I know there will be menu tweaks for The Valley Inn, can you share plans for The Oregon Grille?
The Oregon Grille will remain open for the next three months while we plan for the renovation. I already had a detailed plan of what I was going to do outside, that was in the works. But they are interested in doing a little more inside, as well. Alex uses designer Patrick Sutton. We will close during the spring and for the bulk of summer and reopen in August-September with a fresh look and a new outside.

“Alex grew up going to my restaurants,” says Bauer, “so I guess I’ll grow old going to his.” 

Do you have any favorite memories from throughout the years?
In 1982, World Game Lacrosse was in town right after the U.S. won. The entire Australian team and the U.S. team were in the bar at Mt. Washington Tavern. That was the only time in my 28 and a half years there that I felt the entire building shake—it was remarkable. That’s when I knew we had it going on.

Any memories from The Valley Inn?
[As a kid,] I remember going to The Valley Inn and [then-owner] Bud Hatfield making me wear this gray sport coat because I didn’t have one. I hated it. Thirty years later, I made people wear sports coats at The Oregon Grille. We had a whole closet of blue blazers from [Jos. A] Banks. We learned to size people by the length of their arms. They were nice sports coats—and we’d lose 15 to 20 blazers a year. Not one person ever brought one back.

Do you think your background in sports helped you in business?
Athletics prepares you to be competitive in the business world, as well as hard-working and focused. You tend to overachieve to a degree. 

“Over the last 43 years, we were able to provide three historic venues that led to so many special memories for the public, while becoming woven into the fabric and history of the Baltimore scene,” Bauer says. “These properties have become the heritage of Baltimore.”

What do you think of the way in which the food scene seems to be expanding in the county?
Downtown has had its problems and the pandemic hasn’t helped anyone. For the amount of people who have moved to the county from the city or wherever, there were probably areas that were underserved, and so there was a need for more spots, but it depends on what they are. It’s easy to create a reason to come. It’s new and the place is good-looking, but you have to create a reason for them to come back, which is obviously through good food, drink, and hospitality.

What would you say to your young son if he wanted to go into the restaurant business?
I’ll tell you what I tell anyone who tells me they want to go into the restaurant business: Go home and lie down until you feel better. It’s a rough business. I’ve been very fortunate, but it takes a great deal of your life in terms of sacrifice.
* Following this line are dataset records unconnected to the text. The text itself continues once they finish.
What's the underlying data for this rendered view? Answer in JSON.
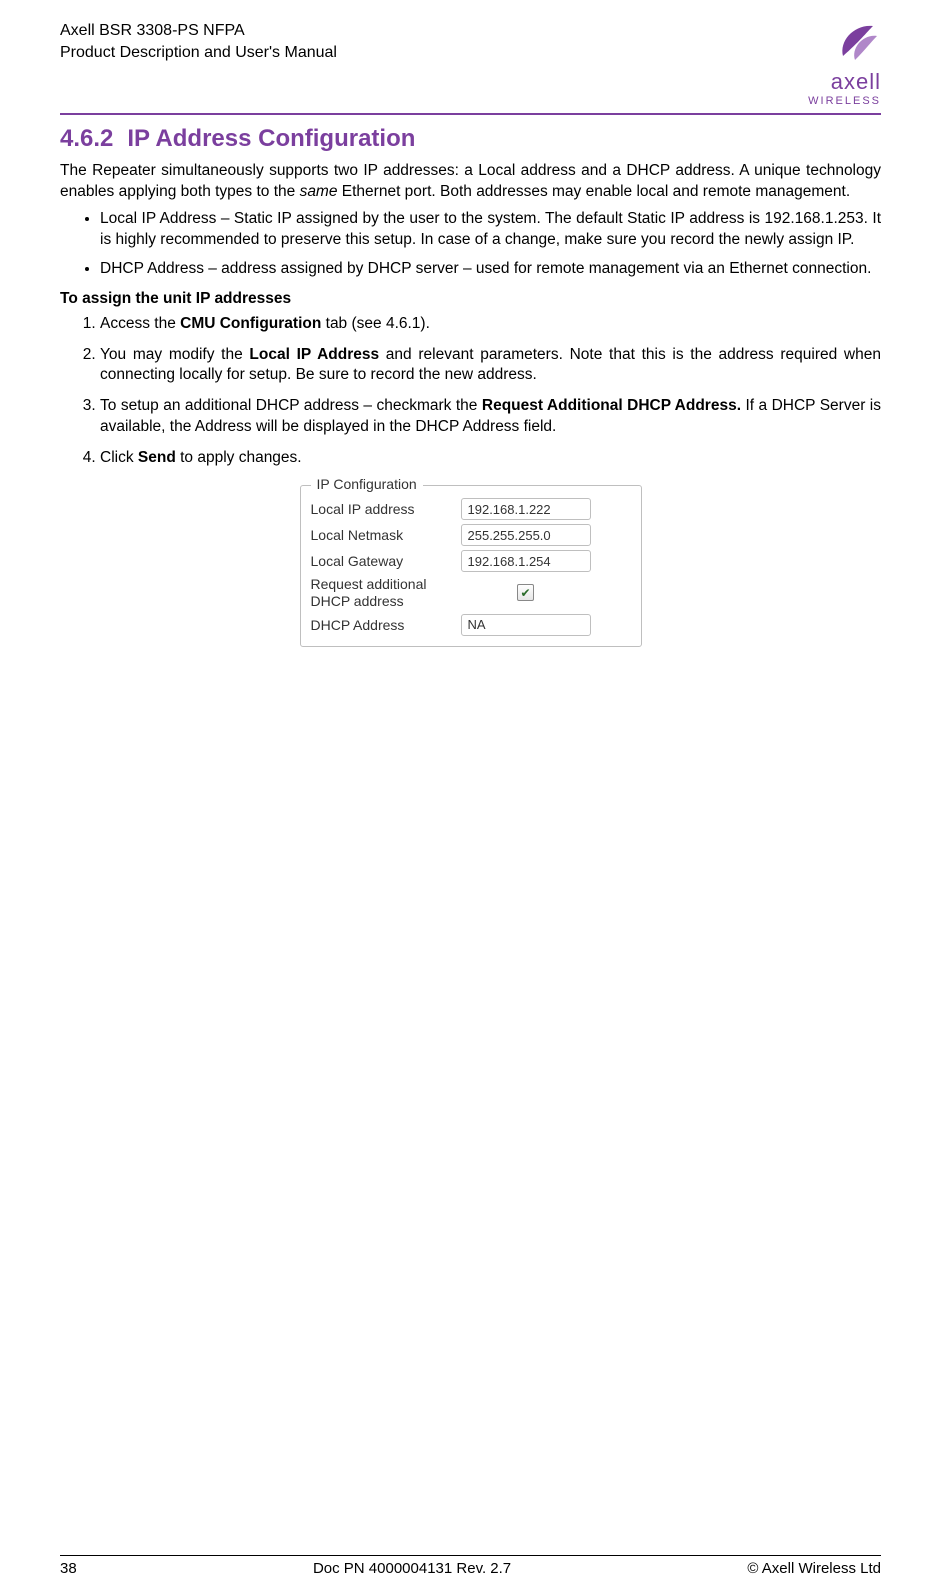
{
  "header": {
    "line1": "Axell BSR 3308-PS NFPA",
    "line2": "Product Description and User's Manual",
    "logo_text": "axell",
    "logo_sub": "WIRELESS"
  },
  "section": {
    "number": "4.6.2",
    "title": "IP Address Configuration"
  },
  "intro": {
    "p1_a": "The Repeater simultaneously supports two IP addresses: a Local address and a DHCP address. A unique technology enables applying both types to the ",
    "p1_same": "same",
    "p1_b": " Ethernet port. Both addresses may enable local and remote management."
  },
  "bullets": [
    "Local IP Address – Static IP assigned by the user to the system. The default Static IP address is 192.168.1.253. It is highly recommended to preserve this setup. In case of a change, make sure you record the newly assign IP.",
    "DHCP Address – address assigned by DHCP server – used for remote management via an Ethernet connection."
  ],
  "subheading": "To assign the unit IP addresses",
  "steps": {
    "s1_a": "Access the ",
    "s1_bold": "CMU Configuration",
    "s1_b": " tab (see  4.6.1).",
    "s2_a": "You may modify the ",
    "s2_bold": "Local IP Address",
    "s2_b": " and relevant parameters. Note that this is the address required when connecting locally for setup. Be sure to record the new address.",
    "s3_a": "To setup an additional DHCP address – checkmark the ",
    "s3_bold": "Request Additional DHCP Address.",
    "s3_b": " If a DHCP Server is available, the Address will be displayed in the DHCP Address field.",
    "s4_a": "Click ",
    "s4_bold": "Send",
    "s4_b": " to apply changes."
  },
  "ip_panel": {
    "legend": "IP Configuration",
    "rows": [
      {
        "label": "Local IP address",
        "value": "192.168.1.222"
      },
      {
        "label": "Local Netmask",
        "value": "255.255.255.0"
      },
      {
        "label": "Local Gateway",
        "value": "192.168.1.254"
      }
    ],
    "request_label": "Request additional DHCP address",
    "request_checked": true,
    "dhcp_label": "DHCP Address",
    "dhcp_value": "NA"
  },
  "footer": {
    "page": "38",
    "doc": "Doc PN 4000004131 Rev. 2.7",
    "copyright": "© Axell Wireless Ltd"
  }
}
It’s not for the faint of heart.

“It’s easy to create a reason to come,” Bauer says, “but you have to create a reason for them to come back.”

What will you do on your last night before the deal goes down?
I’m going to be consistent with what I’ve always done at The Grille on New Year’s Eve. I will work the front door like I do on Saturday nights and holidays.  After that, I’ll leave prior to midnight and get down to The Valley Inn. We will have some entertainment out back with an après ski party. I will spend some time down there and walk out a free man.